Legal Aid

Threat to cases as barristers reject new deal

PUBLISHED January 23, 2008

Big fraud cases face the threat of delays in the courts as a row escalates between barristers and the government over the launch of competitive tendering for legal aid work.

Many barristers have rejected the proposed new deal, which has triggered a series of bad-tempered exchanges between the Legal Services Commission and the Bar Council.

Tim Dutton, Bar Council chairman, said the dispute could potentially hold up future court cases, although he added that the commission could prevent this by changing the competitive tendering scheme.

He said: ?The scheme was supposed to test the market. If the market has responded in insufficient numbers, then that?s a sign that the test was set wrongly.?

The commission ? which runs legal aid in England and Wales ? admitted that a ?substantial number? of barristers had decided not to sign new contracts they had been offered on the basis of preliminary bids.

The row is the latest in a series of disputes between the government and the legal profession over reforms designed to curb growth of the ?2bn ($3.9bn) legal aid bill.

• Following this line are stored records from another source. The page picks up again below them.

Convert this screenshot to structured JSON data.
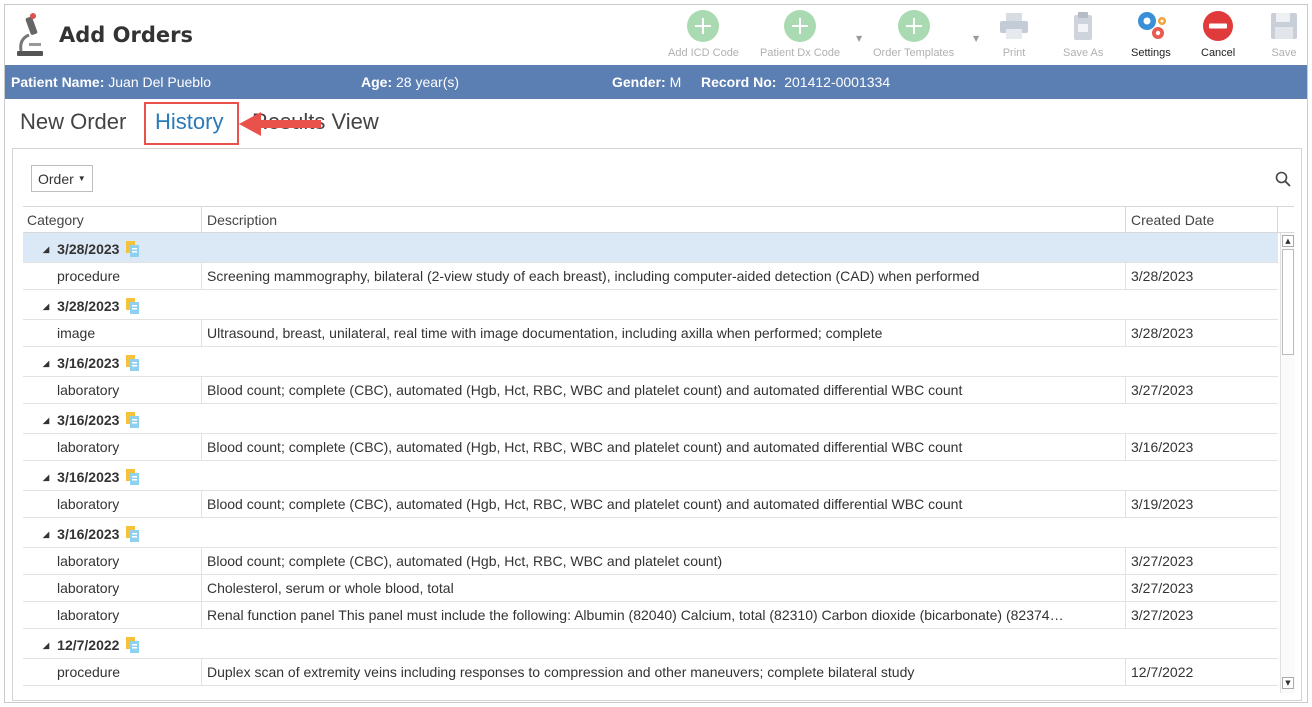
{
  "window": {
    "title": "Add Orders"
  },
  "toolbar": {
    "buttons": [
      {
        "label": "Add ICD Code",
        "icon": "plus-circle-icon",
        "enabled": false
      },
      {
        "label": "Patient Dx Code",
        "icon": "plus-circle-icon",
        "enabled": false
      },
      {
        "label": "Order Templates",
        "icon": "plus-circle-icon",
        "enabled": false
      },
      {
        "label": "Print",
        "icon": "printer-icon",
        "enabled": false
      },
      {
        "label": "Save As",
        "icon": "clipboard-icon",
        "enabled": false
      },
      {
        "label": "Settings",
        "icon": "gears-icon",
        "enabled": true
      },
      {
        "label": "Cancel",
        "icon": "cancel-icon",
        "enabled": true
      },
      {
        "label": "Save",
        "icon": "floppy-icon",
        "enabled": false
      }
    ]
  },
  "patient": {
    "name_label": "Patient Name:",
    "name_value": "Juan Del Pueblo",
    "age_label": "Age:",
    "age_value": "28 year(s)",
    "gender_label": "Gender:",
    "gender_value": "M",
    "record_label": "Record No:",
    "record_value": "201412-0001334"
  },
  "tabs": [
    {
      "label": "New Order",
      "active": false
    },
    {
      "label": "History",
      "active": true
    },
    {
      "label": "Results View",
      "active": false
    }
  ],
  "grid": {
    "groupby_label": "Order",
    "columns": [
      "Category",
      "Description",
      "Created Date"
    ],
    "groups": [
      {
        "date": "3/28/2023",
        "selected": true,
        "rows": [
          {
            "category": "procedure",
            "description": "Screening mammography, bilateral (2-view study of each breast), including computer-aided detection (CAD) when performed",
            "created": "3/28/2023"
          }
        ]
      },
      {
        "date": "3/28/2023",
        "selected": false,
        "rows": [
          {
            "category": "image",
            "description": "Ultrasound, breast, unilateral, real time with image documentation, including axilla when performed; complete",
            "created": "3/28/2023"
          }
        ]
      },
      {
        "date": "3/16/2023",
        "selected": false,
        "rows": [
          {
            "category": "laboratory",
            "description": "Blood count; complete (CBC), automated (Hgb, Hct, RBC, WBC and platelet count) and automated differential WBC count",
            "created": "3/27/2023"
          }
        ]
      },
      {
        "date": "3/16/2023",
        "selected": false,
        "rows": [
          {
            "category": "laboratory",
            "description": "Blood count; complete (CBC), automated (Hgb, Hct, RBC, WBC and platelet count) and automated differential WBC count",
            "created": "3/16/2023"
          }
        ]
      },
      {
        "date": "3/16/2023",
        "selected": false,
        "rows": [
          {
            "category": "laboratory",
            "description": "Blood count; complete (CBC), automated (Hgb, Hct, RBC, WBC and platelet count) and automated differential WBC count",
            "created": "3/19/2023"
          }
        ]
      },
      {
        "date": "3/16/2023",
        "selected": false,
        "rows": [
          {
            "category": "laboratory",
            "description": "Blood count; complete (CBC), automated (Hgb, Hct, RBC, WBC and platelet count)",
            "created": "3/27/2023"
          },
          {
            "category": "laboratory",
            "description": "Cholesterol, serum or whole blood, total",
            "created": "3/27/2023"
          },
          {
            "category": "laboratory",
            "description": "Renal function panel This panel must include the following: Albumin (82040) Calcium, total (82310) Carbon dioxide (bicarbonate) (82374…",
            "created": "3/27/2023"
          }
        ]
      },
      {
        "date": "12/7/2022",
        "selected": false,
        "rows": [
          {
            "category": "procedure",
            "description": "Duplex scan of extremity veins including responses to compression and other maneuvers; complete bilateral study",
            "created": "12/7/2022"
          }
        ]
      }
    ]
  },
  "colors": {
    "patient_bar": "#5b7fb2",
    "active_tab": "#2a7ab8",
    "highlight": "#e8524a",
    "selected_row": "#dbe8f5"
  }
}
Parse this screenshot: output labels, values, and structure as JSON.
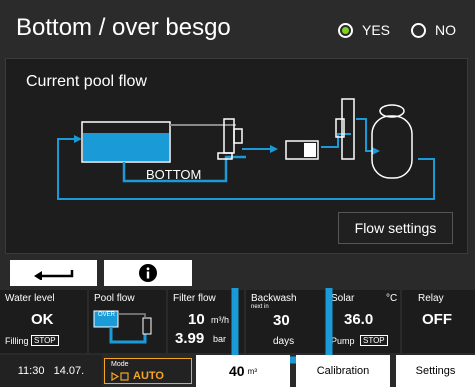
{
  "header": {
    "title": "Bottom / over besgo",
    "options": [
      {
        "label": "YES",
        "selected": true
      },
      {
        "label": "NO",
        "selected": false
      }
    ]
  },
  "panel": {
    "title": "Current pool flow",
    "bottom_label": "BOTTOM",
    "flow_settings_label": "Flow settings"
  },
  "tiles": {
    "water_level": {
      "label": "Water level",
      "value": "OK",
      "status_label": "Filling",
      "status": "STOP"
    },
    "pool_flow": {
      "label": "Pool flow",
      "mini_label": "OVER"
    },
    "filter_flow": {
      "label": "Filter flow",
      "value1": "10",
      "unit1": "m³/h",
      "value2": "3.99",
      "unit2": "bar"
    },
    "backwash": {
      "label": "Backwash",
      "sublabel": "next in",
      "value": "30",
      "unit": "days"
    },
    "solar": {
      "label": "Solar",
      "unit": "°C",
      "value": "36.0",
      "status_label": "Pump",
      "status": "STOP"
    },
    "relay": {
      "label": "Relay",
      "value": "OFF"
    }
  },
  "bottom_bar": {
    "time": "11:30",
    "date": "14.07.",
    "mode_label": "Mode",
    "mode_value": "AUTO",
    "volume_value": "40",
    "volume_unit": "m³",
    "calibration_label": "Calibration",
    "settings_label": "Settings"
  },
  "colors": {
    "accent_blue": "#1a9bd7",
    "yes_green": "#7ed321",
    "mode_yellow": "#f5a623"
  }
}
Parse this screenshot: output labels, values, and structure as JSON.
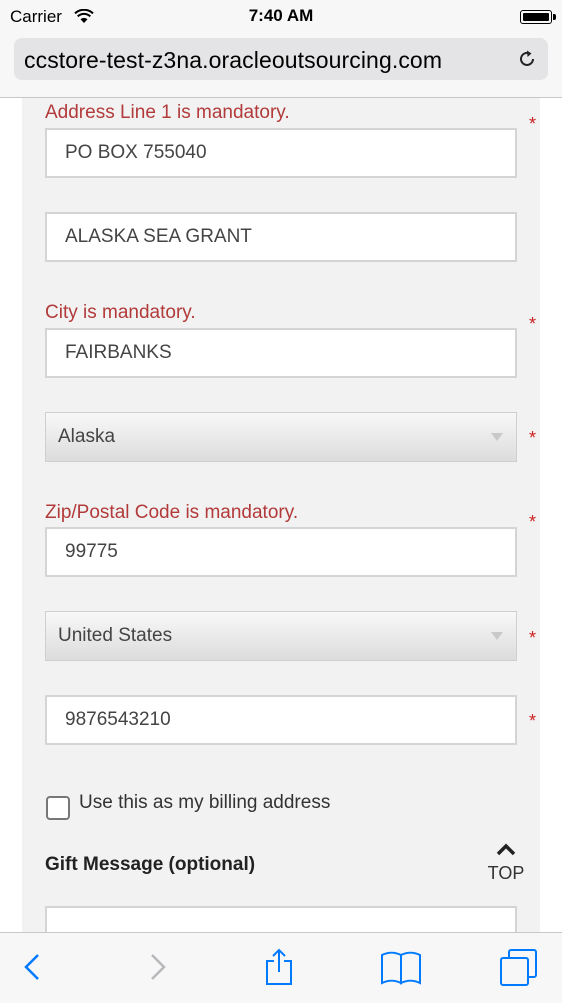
{
  "status_bar": {
    "carrier": "Carrier",
    "time": "7:40 AM"
  },
  "browser": {
    "url": "ccstore-test-z3na.oracleoutsourcing.com"
  },
  "form": {
    "address1_error": "Address Line 1 is mandatory.",
    "address1_value": "PO BOX 755040",
    "address2_value": "ALASKA SEA GRANT",
    "city_error": "City is mandatory.",
    "city_value": "FAIRBANKS",
    "state_value": "Alaska",
    "zip_error": "Zip/Postal Code is mandatory.",
    "zip_value": "99775",
    "country_value": "United States",
    "phone_value": "9876543210",
    "required_marker": "*",
    "billing_checkbox_label": "Use this as my billing address",
    "billing_checked": false,
    "gift_message_title": "Gift Message (optional)",
    "top_label": "TOP"
  },
  "colors": {
    "error": "#b23a3a",
    "required": "#cc2222",
    "link": "#007aff"
  },
  "toolbar": {
    "icons": [
      "back-icon",
      "forward-icon",
      "share-icon",
      "bookmarks-icon",
      "tabs-icon"
    ]
  }
}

Last year about 400 defendants in 100 very high cost criminal cases received ?105m of legal aid. The Bar Council has said the proposed fees under competitive tendering would cut barristers? rates by between 2.5 per cent and 14 per cent, with junior lawyers? rates falling to as low as ?43 an hour.

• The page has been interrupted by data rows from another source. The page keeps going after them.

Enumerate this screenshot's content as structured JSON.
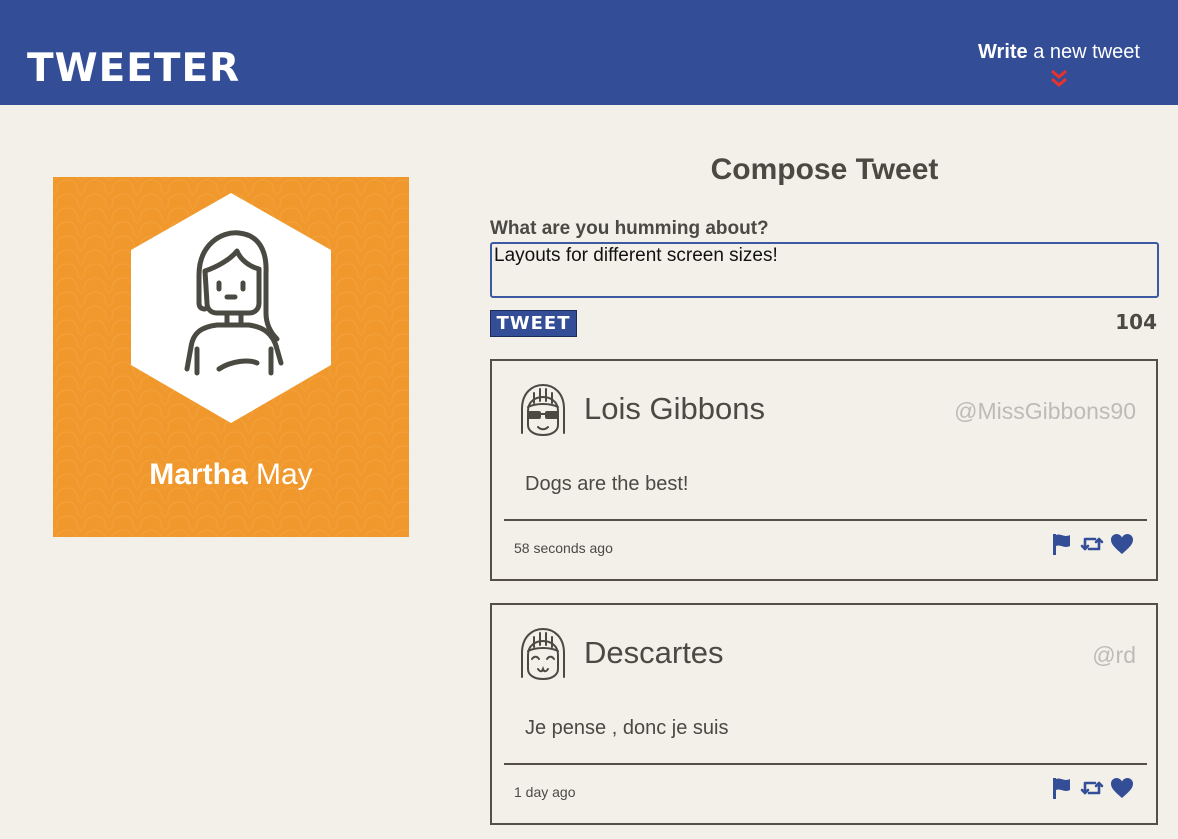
{
  "nav": {
    "brand": "TWEETER",
    "compose_toggle": {
      "bold": "Write",
      "rest": " a new tweet"
    }
  },
  "profile": {
    "first_name": "Martha",
    "last_name": "May"
  },
  "compose": {
    "title": "Compose Tweet",
    "label": "What are you humming about?",
    "value": "Layouts for different screen sizes!",
    "button": "TWEET",
    "counter": "104"
  },
  "tweets": [
    {
      "name": "Lois Gibbons",
      "handle": "@MissGibbons90",
      "text": "Dogs are the best!",
      "time": "58 seconds ago",
      "avatar_icon": "avatar-glasses-icon"
    },
    {
      "name": "Descartes",
      "handle": "@rd",
      "text": "Je pense , donc je suis",
      "time": "1 day ago",
      "avatar_icon": "avatar-smiling-icon"
    }
  ],
  "colors": {
    "nav_bg": "#334d96",
    "page_bg": "#f3f0ea",
    "profile_bg": "#f0982c",
    "accent_red": "#e8322e",
    "text": "#4a4942"
  }
}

Richard Collins, the commission?s executive director for policy, said he took the dispute ?very seriously?, although he stressed it would be months before it started to affect court cases.

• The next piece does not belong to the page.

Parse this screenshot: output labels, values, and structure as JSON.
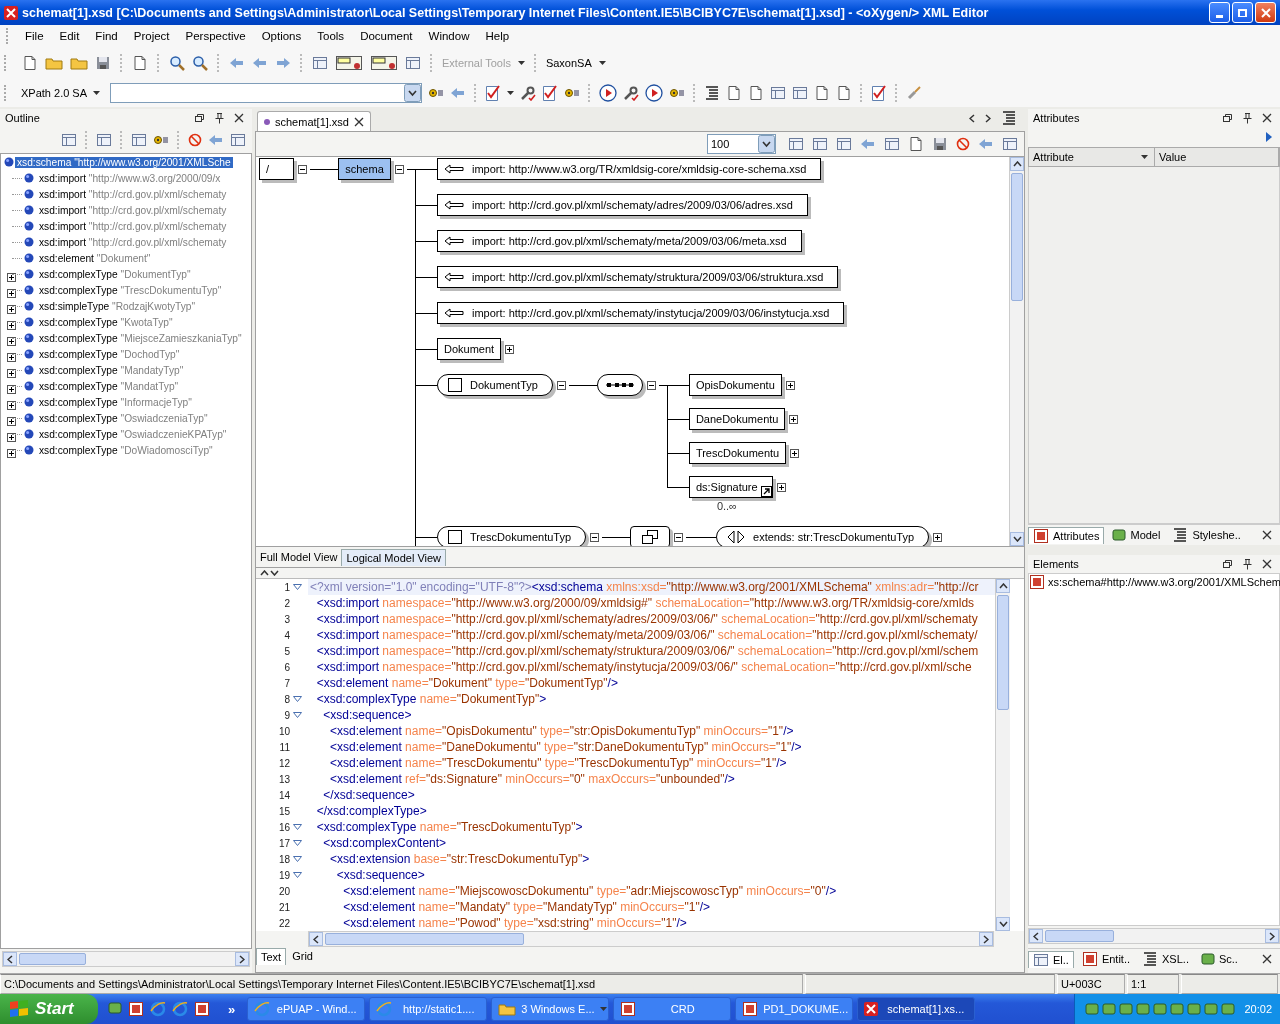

He said: ?What we need to do is take stock on the number of people who have signed up and decide what the best way forward is.